[[ Given records, beginning ]]

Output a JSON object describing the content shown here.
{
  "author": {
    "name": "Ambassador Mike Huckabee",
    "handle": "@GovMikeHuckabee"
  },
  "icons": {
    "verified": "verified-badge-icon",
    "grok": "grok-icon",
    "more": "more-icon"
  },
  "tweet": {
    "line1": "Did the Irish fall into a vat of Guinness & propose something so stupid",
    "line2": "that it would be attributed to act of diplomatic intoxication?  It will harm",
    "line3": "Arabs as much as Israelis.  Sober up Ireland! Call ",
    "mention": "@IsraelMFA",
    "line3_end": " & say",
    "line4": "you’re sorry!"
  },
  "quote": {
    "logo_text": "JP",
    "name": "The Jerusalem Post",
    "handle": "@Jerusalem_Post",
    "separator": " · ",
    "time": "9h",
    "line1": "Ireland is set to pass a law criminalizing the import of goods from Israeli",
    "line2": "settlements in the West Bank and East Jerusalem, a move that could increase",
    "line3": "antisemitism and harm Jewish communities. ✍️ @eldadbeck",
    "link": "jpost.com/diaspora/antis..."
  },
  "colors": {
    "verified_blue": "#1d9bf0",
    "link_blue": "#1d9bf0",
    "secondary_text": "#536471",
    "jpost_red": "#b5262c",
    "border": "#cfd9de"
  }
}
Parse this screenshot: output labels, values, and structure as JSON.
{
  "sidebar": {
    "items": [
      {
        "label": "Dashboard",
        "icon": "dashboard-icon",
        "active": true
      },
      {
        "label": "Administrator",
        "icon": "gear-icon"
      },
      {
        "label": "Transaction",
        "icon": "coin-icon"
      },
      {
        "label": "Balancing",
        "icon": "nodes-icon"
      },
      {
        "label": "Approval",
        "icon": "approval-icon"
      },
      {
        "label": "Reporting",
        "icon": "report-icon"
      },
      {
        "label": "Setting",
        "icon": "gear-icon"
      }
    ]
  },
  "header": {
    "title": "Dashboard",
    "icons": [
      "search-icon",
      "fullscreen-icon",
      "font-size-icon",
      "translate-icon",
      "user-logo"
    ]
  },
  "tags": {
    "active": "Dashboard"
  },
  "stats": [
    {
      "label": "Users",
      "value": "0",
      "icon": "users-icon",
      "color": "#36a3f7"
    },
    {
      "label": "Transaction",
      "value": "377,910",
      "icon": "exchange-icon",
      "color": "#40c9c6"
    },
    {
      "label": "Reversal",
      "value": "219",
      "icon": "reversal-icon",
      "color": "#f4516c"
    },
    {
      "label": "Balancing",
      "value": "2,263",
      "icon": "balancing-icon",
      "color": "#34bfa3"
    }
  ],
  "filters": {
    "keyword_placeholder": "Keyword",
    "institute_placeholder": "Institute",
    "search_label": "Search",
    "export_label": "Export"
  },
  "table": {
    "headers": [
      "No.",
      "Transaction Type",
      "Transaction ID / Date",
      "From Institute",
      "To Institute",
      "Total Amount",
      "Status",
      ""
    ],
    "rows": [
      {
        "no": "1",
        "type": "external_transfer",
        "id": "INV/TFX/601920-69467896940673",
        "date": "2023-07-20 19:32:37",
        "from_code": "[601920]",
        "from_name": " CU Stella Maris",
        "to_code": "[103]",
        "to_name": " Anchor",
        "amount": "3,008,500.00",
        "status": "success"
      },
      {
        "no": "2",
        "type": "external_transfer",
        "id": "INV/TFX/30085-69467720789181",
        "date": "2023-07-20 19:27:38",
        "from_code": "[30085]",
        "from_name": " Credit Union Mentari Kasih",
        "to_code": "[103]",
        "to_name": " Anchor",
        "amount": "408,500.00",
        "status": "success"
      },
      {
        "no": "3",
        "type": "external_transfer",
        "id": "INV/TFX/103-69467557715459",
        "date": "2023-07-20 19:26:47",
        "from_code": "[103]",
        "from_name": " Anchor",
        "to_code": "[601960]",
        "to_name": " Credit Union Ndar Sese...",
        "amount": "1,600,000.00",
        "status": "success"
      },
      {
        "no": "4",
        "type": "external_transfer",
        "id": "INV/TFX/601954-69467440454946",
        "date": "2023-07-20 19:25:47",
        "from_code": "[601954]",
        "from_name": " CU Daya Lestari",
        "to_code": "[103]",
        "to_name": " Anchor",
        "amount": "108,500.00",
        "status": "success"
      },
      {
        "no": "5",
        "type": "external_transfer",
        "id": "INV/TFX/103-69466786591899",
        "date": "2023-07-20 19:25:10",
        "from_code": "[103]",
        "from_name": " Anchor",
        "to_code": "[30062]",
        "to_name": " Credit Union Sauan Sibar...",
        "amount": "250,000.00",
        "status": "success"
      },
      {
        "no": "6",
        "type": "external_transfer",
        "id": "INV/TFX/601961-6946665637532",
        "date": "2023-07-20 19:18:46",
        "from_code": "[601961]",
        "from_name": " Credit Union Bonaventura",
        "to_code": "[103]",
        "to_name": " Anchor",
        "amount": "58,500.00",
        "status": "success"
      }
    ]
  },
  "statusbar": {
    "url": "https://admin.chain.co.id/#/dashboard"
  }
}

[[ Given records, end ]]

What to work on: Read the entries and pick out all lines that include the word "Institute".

Reply:
    "institute_placeholder": "Institute",
      "From Institute",
      "To Institute",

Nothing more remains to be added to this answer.